┌────────

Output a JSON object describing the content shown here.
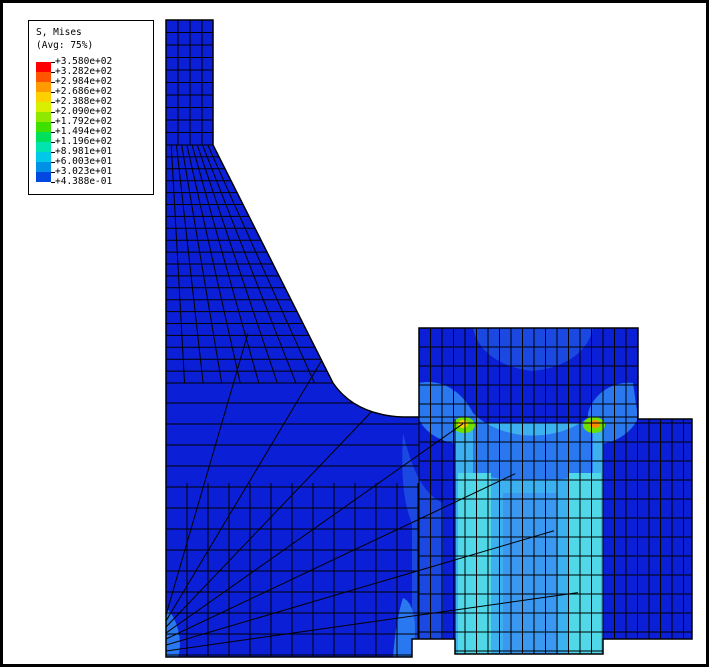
{
  "legend": {
    "variable": "S, Mises",
    "averaging": "(Avg: 75%)",
    "levels": [
      {
        "value": "+3.580e+02",
        "color": "#ff0000"
      },
      {
        "value": "+3.282e+02",
        "color": "#ff5500"
      },
      {
        "value": "+2.984e+02",
        "color": "#ff9a00"
      },
      {
        "value": "+2.686e+02",
        "color": "#ffd000"
      },
      {
        "value": "+2.388e+02",
        "color": "#d9ef00"
      },
      {
        "value": "+2.090e+02",
        "color": "#8fe800"
      },
      {
        "value": "+1.792e+02",
        "color": "#3ee000"
      },
      {
        "value": "+1.494e+02",
        "color": "#00e05a"
      },
      {
        "value": "+1.196e+02",
        "color": "#00e5b0"
      },
      {
        "value": "+8.981e+01",
        "color": "#00c8e8"
      },
      {
        "value": "+6.003e+01",
        "color": "#0090e8"
      },
      {
        "value": "+3.023e+01",
        "color": "#0048e0"
      },
      {
        "value": "+4.388e-01",
        "color": "#0010d8"
      }
    ]
  },
  "model": {
    "base_color": "#0b20d6",
    "mesh_line_color": "#000000",
    "hotspot_colors": [
      "#ffd000",
      "#6ee000",
      "#ff8c00"
    ],
    "mid_stress_colors": [
      "#3db0f0",
      "#50d8e8",
      "#2a78f0",
      "#1a48e0"
    ]
  }
}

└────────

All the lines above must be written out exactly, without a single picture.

Output a JSON object describing the content shown here.
{
  "legend": {
    "variable": "S, Mises",
    "averaging": "(Avg: 75%)",
    "levels": [
      {
        "value": "+3.580e+02",
        "color": "#ff0000"
      },
      {
        "value": "+3.282e+02",
        "color": "#ff5500"
      },
      {
        "value": "+2.984e+02",
        "color": "#ff9a00"
      },
      {
        "value": "+2.686e+02",
        "color": "#ffd000"
      },
      {
        "value": "+2.388e+02",
        "color": "#d9ef00"
      },
      {
        "value": "+2.090e+02",
        "color": "#8fe800"
      },
      {
        "value": "+1.792e+02",
        "color": "#3ee000"
      },
      {
        "value": "+1.494e+02",
        "color": "#00e05a"
      },
      {
        "value": "+1.196e+02",
        "color": "#00e5b0"
      },
      {
        "value": "+8.981e+01",
        "color": "#00c8e8"
      },
      {
        "value": "+6.003e+01",
        "color": "#0090e8"
      },
      {
        "value": "+3.023e+01",
        "color": "#0048e0"
      },
      {
        "value": "+4.388e-01",
        "color": "#0010d8"
      }
    ]
  },
  "model": {
    "base_color": "#0b20d6",
    "mesh_line_color": "#000000",
    "hotspot_colors": [
      "#ffd000",
      "#6ee000",
      "#ff8c00"
    ],
    "mid_stress_colors": [
      "#3db0f0",
      "#50d8e8",
      "#2a78f0",
      "#1a48e0"
    ]
  }
}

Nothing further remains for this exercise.